Your task: Among the entries, find each line that includes the string "used" and list it.
◆ ◆ ◆ ◆ ◆ ◆ ◆
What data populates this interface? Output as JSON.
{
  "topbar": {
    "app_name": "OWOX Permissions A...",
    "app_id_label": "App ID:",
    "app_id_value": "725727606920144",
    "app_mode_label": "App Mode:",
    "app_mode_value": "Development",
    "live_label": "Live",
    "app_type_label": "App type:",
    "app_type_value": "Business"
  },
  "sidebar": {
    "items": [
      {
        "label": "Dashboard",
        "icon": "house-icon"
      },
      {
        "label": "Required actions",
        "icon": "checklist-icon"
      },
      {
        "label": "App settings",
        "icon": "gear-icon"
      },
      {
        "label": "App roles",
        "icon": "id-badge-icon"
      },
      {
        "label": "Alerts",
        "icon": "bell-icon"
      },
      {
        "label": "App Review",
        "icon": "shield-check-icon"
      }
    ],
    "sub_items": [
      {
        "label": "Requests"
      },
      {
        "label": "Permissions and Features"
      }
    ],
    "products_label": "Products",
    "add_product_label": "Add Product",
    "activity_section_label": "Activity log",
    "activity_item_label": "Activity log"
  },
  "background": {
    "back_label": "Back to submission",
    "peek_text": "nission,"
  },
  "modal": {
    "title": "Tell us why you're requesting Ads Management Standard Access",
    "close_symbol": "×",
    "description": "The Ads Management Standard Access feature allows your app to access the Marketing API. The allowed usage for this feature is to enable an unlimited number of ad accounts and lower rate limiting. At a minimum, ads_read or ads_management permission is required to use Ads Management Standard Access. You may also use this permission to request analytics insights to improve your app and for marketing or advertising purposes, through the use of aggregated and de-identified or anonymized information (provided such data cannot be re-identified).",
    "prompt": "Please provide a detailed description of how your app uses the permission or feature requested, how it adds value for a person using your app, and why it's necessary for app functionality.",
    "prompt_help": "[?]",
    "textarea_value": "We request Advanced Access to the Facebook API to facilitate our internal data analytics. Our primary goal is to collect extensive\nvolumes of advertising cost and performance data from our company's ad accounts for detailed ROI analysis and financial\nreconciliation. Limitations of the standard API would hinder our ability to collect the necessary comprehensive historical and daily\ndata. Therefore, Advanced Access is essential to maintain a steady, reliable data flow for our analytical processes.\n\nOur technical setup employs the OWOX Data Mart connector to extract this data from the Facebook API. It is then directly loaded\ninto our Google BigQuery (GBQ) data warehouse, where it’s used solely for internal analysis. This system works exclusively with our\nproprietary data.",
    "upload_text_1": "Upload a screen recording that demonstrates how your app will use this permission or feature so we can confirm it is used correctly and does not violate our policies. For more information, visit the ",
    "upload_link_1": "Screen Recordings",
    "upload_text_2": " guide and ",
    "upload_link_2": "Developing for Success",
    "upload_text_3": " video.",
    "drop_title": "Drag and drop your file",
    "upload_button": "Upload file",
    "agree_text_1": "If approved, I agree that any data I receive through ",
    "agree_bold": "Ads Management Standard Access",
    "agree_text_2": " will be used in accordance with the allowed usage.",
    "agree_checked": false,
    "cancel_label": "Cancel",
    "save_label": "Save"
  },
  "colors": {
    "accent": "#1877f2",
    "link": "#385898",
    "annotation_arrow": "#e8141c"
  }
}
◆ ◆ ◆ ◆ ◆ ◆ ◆
Reply to the task:
    "textarea_value": "We request Advanced Access to the Facebook API to facilitate our internal data analytics. Our primary goal is to collect extensive\nvolumes of advertising cost and performance data from our company's ad accounts for detailed ROI analysis and financial\nreconciliation. Limitations of the standard API would hinder our ability to collect the necessary comprehensive historical and daily\ndata. Therefore, Advanced Access is essential to maintain a steady, reliable data flow for our analytical processes.\n\nOur technical setup employs the OWOX Data Mart connector to extract this data from the Facebook API. It is then directly loaded\ninto our Google BigQuery (GBQ) data warehouse, where it’s used solely for internal analysis. This system works exclusively with our\nproprietary data.",
    "upload_text_1": "Upload a screen recording that demonstrates how your app will use this permission or feature so we can confirm it is used correctly and does not violate our policies. For more information, visit the ",
    "agree_text_2": " will be used in accordance with the allowed usage.",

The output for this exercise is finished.